them, they were administered and staffed by the clergy, and their
courses of study closely followed the established tradition. But
the very fact that the townspeople took a keen interest in them,
and in many cases came to acquire a share in the maintenance and
management of them, made a great difference in their spirit. In
spite of clerical control, they inevitably became more and more
secular in character. Towards the end of the Middle Ages some
of them even passed out of the hands of the Church and became
purely municipal institutions.

It is not the grammar schools or the humbler song schools,
however, but the new schools of higher learning, first called studia
generalia, and subsequently known as " universities," which show
the most remarkable effects of the development of the medieval

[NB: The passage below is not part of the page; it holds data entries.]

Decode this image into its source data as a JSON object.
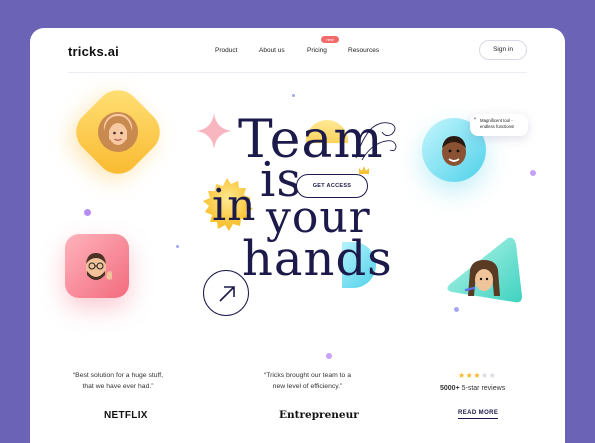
{
  "header": {
    "logo": "tricks.ai",
    "nav": [
      {
        "label": "Product"
      },
      {
        "label": "About us"
      },
      {
        "label": "Pricing",
        "badge": "new"
      },
      {
        "label": "Resources"
      }
    ],
    "signin_label": "Sign in"
  },
  "hero": {
    "line1": "Team",
    "line2_a": "is",
    "line2_b": "in",
    "line3": "your",
    "line4": "hands",
    "cta_label": "GET ACCESS",
    "speech_bubble": "Magnificent tool - endless functions!",
    "speech_quote_mark": "“"
  },
  "testimonials": [
    {
      "open": "“",
      "text_line1": "Best solution for a huge stuff,",
      "text_line2": "that we have ever had.",
      "close": "”",
      "brand": "NETFLIX"
    },
    {
      "open": "“",
      "text_line1": "Tricks brought our team to a",
      "text_line2": "new level of efficiency.",
      "close": "”",
      "brand": "Entrepreneur"
    }
  ],
  "rating": {
    "stars_filled": 3,
    "stars_total": 5,
    "count": "5000+",
    "label": "5-star reviews",
    "read_more": "READ MORE"
  },
  "colors": {
    "background": "#6a63b6",
    "text_dark": "#1b1a4a",
    "badge": "#f26b6b",
    "yellow": "#fcd34d",
    "cyan": "#6ee0f2",
    "pink": "#f8a5b1",
    "star": "#f5b929"
  }
}
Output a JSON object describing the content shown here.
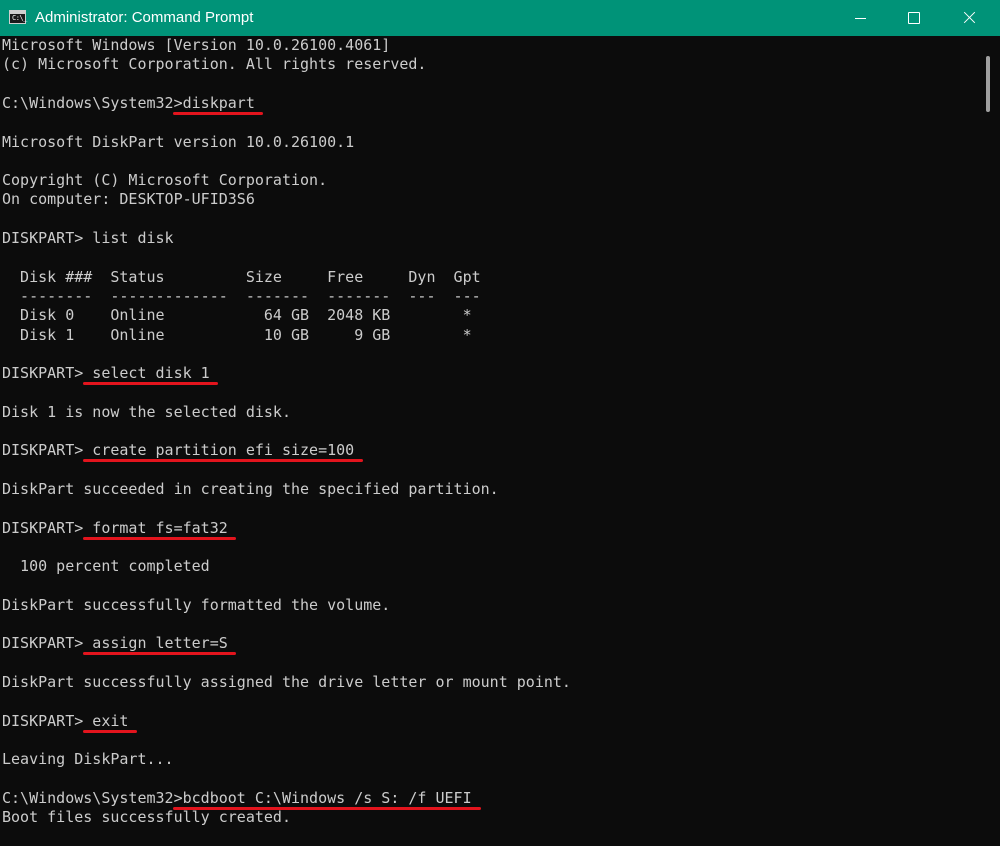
{
  "window": {
    "title": "Administrator: Command Prompt",
    "icon_label": "C:\\_",
    "icon_name": "cmd-icon"
  },
  "colors": {
    "titlebar": "#009378",
    "console_bg": "#0c0c0c",
    "console_text": "#cccccc",
    "annotation_underline": "#e3141d"
  },
  "console": {
    "lines": [
      "Microsoft Windows [Version 10.0.26100.4061]",
      "(c) Microsoft Corporation. All rights reserved.",
      "",
      "C:\\Windows\\System32>diskpart",
      "",
      "Microsoft DiskPart version 10.0.26100.1",
      "",
      "Copyright (C) Microsoft Corporation.",
      "On computer: DESKTOP-UFID3S6",
      "",
      "DISKPART> list disk",
      "",
      "  Disk ###  Status         Size     Free     Dyn  Gpt",
      "  --------  -------------  -------  -------  ---  ---",
      "  Disk 0    Online           64 GB  2048 KB        *",
      "  Disk 1    Online           10 GB     9 GB        *",
      "",
      "DISKPART> select disk 1",
      "",
      "Disk 1 is now the selected disk.",
      "",
      "DISKPART> create partition efi size=100",
      "",
      "DiskPart succeeded in creating the specified partition.",
      "",
      "DISKPART> format fs=fat32",
      "",
      "  100 percent completed",
      "",
      "DiskPart successfully formatted the volume.",
      "",
      "DISKPART> assign letter=S",
      "",
      "DiskPart successfully assigned the drive letter or mount point.",
      "",
      "DISKPART> exit",
      "",
      "Leaving DiskPart...",
      "",
      "C:\\Windows\\System32>bcdboot C:\\Windows /s S: /f UEFI",
      "Boot files successfully created."
    ],
    "highlighted_commands": [
      "diskpart",
      "select disk 1",
      "create partition efi size=100",
      "format fs=fat32",
      "assign letter=S",
      "exit",
      "bcdboot C:\\Windows /s S: /f UEFI"
    ]
  }
}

towns on education. It is impossible to assign an exact date to
the origin of the universities, for the simple reason that the first
of them grew into being over a considerable period of time. The
most that can be said is that sometime about the beginning of the
Twelfth Century students had begun to flock in considerable
numbers from different lands to certain towns which had acquired
a reputation for the instruction their schools gave in some particu-
lar subject like medicine, law or theology. Some of these towns,
more fortunate than the rest in the possession of great teachers,
or favoured by some peculiarity of geographical situation, suc-
ceeded in maintaining their attraction ; and their schools began
to organize themselves as permanent institutions with forms of
government that afforded security to masters and students, and
won definite recognition from the civil and ecclesiastical authori-
ties. Such, among others more obscure, were Bologna, Paris, and
Oxford, the great " mother " universities which served as models
for the universities which sprang up in every part of Europe in
the course of the next few centuries.

The intimate connection between the universities and the
growth of civic independence is shown by the fact that it was in
those parts of Southern' Europe where the municipalities were
freest and most vigorous that the university movement extended
with greatest rapidity. In Italy no fewer than nine universities
established themselves by spontaneous growth or by special
creation (in some cases only to last for a short time) in the first
half of the Thirteenth Century ; and as many more were instituted
in the next two centuries. In Spain, where also municipal life